17 September 2018
Two and half years after the Brexit referendum, we are only six months away from the date when the UK will formally leave the European Union. Any transition period is dependent on a deal being reached with the EU.
European Economic Area (EEA) nationals still retain the right to live and work in the UK at the moment and the Government continues to reassure this group that they, therefore, do not need to make applications to preserve their right to remain in the UK.
However, with many news reports of worker shortages in sectors which rely on EEA nationals, is this the best approach for both EEA nationals and you as their employers?
Many sectors are reporting recruitment concerns, but this might be best demonstrated in the building industry. Recent data has shown that 28% of London construction workers hail from the EU. With EU net migration at its lowest level since 2012, and a sharp decrease in the number of EEA nationals coming to the UK to look for work, concerns about limited access to these workers following Brexit raise question marks about how targets on housebuilding and infrastructure projects will be met. This is exacerbated because over half of UK nationals working in this industry are aged over 45.
Construction is not the only industry which is being affected. The hospitality sector, which typically operates on tight margins, also employs a significant number of EEA nationals – with up to half of the workforce in some restaurants and hotels coming from Europe. Restricted access to EEA national staff could lead to an increased wage bill as companies need to increase their salaries to attract workers in a squeezed market.
EEA nationals who want certainty of their immigration status after March 2019 currently have three options:
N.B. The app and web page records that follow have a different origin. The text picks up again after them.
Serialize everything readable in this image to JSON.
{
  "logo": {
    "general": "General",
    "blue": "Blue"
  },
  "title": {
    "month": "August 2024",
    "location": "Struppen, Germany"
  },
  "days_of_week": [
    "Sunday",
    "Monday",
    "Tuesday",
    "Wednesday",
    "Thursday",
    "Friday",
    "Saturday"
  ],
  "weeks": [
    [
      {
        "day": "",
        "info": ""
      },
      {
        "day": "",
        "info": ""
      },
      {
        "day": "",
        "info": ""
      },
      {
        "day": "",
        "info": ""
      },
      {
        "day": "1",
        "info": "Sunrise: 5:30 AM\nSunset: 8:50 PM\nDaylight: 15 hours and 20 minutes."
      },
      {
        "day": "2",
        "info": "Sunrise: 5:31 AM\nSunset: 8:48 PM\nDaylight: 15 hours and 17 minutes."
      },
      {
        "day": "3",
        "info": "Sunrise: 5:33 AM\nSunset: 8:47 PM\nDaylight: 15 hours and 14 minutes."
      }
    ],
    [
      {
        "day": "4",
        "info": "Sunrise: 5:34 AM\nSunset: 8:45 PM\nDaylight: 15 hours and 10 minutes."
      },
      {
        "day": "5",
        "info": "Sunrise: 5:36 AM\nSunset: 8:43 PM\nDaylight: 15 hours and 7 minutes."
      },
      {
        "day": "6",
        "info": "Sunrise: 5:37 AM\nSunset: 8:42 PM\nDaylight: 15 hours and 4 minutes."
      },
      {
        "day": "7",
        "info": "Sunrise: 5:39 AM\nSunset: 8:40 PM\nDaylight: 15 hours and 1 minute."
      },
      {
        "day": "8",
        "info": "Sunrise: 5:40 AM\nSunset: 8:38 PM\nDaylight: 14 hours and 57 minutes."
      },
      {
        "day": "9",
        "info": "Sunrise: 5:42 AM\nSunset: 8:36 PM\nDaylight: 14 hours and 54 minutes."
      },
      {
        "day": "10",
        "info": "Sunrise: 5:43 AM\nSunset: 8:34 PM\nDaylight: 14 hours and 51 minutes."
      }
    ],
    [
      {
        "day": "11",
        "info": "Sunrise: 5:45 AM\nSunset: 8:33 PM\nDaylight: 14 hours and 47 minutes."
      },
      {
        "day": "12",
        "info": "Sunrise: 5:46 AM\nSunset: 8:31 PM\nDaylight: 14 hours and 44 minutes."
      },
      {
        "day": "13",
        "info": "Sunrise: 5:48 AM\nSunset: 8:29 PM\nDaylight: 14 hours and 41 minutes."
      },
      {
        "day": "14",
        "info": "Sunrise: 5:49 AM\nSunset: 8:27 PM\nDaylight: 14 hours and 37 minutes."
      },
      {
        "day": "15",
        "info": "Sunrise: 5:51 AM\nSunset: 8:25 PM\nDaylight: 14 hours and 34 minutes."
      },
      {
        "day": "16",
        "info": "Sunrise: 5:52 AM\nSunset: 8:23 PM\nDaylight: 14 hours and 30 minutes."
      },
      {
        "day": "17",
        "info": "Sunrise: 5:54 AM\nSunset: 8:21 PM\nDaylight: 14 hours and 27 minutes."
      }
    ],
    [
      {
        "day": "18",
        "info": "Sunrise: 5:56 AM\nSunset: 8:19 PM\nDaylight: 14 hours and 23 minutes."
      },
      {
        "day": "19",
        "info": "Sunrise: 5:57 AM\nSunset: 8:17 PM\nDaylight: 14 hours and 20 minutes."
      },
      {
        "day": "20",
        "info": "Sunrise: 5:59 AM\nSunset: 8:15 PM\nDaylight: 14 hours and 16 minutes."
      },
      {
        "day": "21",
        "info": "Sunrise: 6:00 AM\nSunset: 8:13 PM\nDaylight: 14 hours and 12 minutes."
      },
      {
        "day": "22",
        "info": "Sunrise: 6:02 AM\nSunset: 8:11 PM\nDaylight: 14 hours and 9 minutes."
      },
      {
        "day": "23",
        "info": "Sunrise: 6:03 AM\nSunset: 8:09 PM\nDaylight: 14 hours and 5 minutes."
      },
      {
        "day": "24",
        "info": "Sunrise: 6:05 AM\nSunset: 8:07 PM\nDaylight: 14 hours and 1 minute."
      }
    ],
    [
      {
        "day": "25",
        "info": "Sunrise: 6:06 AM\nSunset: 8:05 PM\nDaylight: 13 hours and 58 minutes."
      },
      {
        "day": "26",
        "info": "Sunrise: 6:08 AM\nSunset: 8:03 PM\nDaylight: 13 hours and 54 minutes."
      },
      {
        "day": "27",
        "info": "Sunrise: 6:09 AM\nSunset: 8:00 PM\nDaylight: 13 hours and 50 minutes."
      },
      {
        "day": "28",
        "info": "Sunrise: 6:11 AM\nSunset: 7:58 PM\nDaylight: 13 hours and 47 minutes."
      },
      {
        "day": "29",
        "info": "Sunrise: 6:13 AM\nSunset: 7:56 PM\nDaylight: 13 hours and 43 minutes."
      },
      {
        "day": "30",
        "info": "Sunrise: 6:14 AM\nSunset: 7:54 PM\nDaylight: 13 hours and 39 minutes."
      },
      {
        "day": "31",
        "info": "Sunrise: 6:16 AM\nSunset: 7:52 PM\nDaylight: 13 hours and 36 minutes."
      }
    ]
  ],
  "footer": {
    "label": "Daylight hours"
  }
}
Applications for a registration certificate or DCPR are in most cases made online at a cost of £65 per person. Applicants can use the European Passport Return Service allowing them to retain their passports during processing. Decisions are currently taking around one month.
Under current Home Office proposals (which remain subject to the outcome of the ongoing Brexit negotiations) all EEA nationals who are in the UK now or who come to the UK before 31 December 2020 will be required to apply for settled or pre-settled worker status.
This application will need to be submitted between March 2019 and June 2021. This requirement will apply regardless of how long the EEA national has spent in the UK and what their personal circumstances are.
The Home Office has devised a simple online process (being trialled by students and NHS workers in Liverpool) which will rely on web-based forms and uploaded documents. Submission of original documents will only be required if the genuineness of the documentation is in doubt. Applicants who hold a National Insurance Number should have their eligibility checked through their tax records with HMRC, simplifying the application process.
The application will continue to cost £65 for adults (as is the case for DCPR applications now) or £32.50 for children.
So long as an applicant meets the eligibility and suitability criteria, the Home Office says it will only refuse the application if it contains a misrepresentation or submits false documents for review. Even where this appears to be the situation, a case worker will decide whether this is material to the decision and whether it is proportionate to refuse the application. This suggests that in the vast majority of cases, applications will be approved.
Current holders of a DCPR will be able to switch to the settled worker status for free if their DCPR was issued in the previous ten years and they have not been absent from the UK for more than five years. The Home Office has stated that this process will be very simple. This concession is more flexible than the current two years permitted absence and will give reassurance to those who already hold a DCPR.
Whilst the Home Office reassures us that the new settlement system will be straightforward and easy to operate, there are around 3.5 million EEA nationals in the UK who will all need to apply for permission to remain during the transition period: around 15 applications being approved every working minute.
In reality, many EEA nationals will not take steps to apply for their status until the end of the transition period putting more pressure on the cash strapped Home Office.
It remains to be seen whether the newly-designed processing system will be able to cope with this volume of applications.
Eligible EEA nationals, who have already lived in the UK for more than five years, and particularly those who wish to apply for British citizenship, may prefer to apply for a DCPR now. For applicants who have worked in the UK for more than five years the application is particularly straightforward.
The current one month processing time for DCPR applications may well slow down significantly in the future.
by multiple authors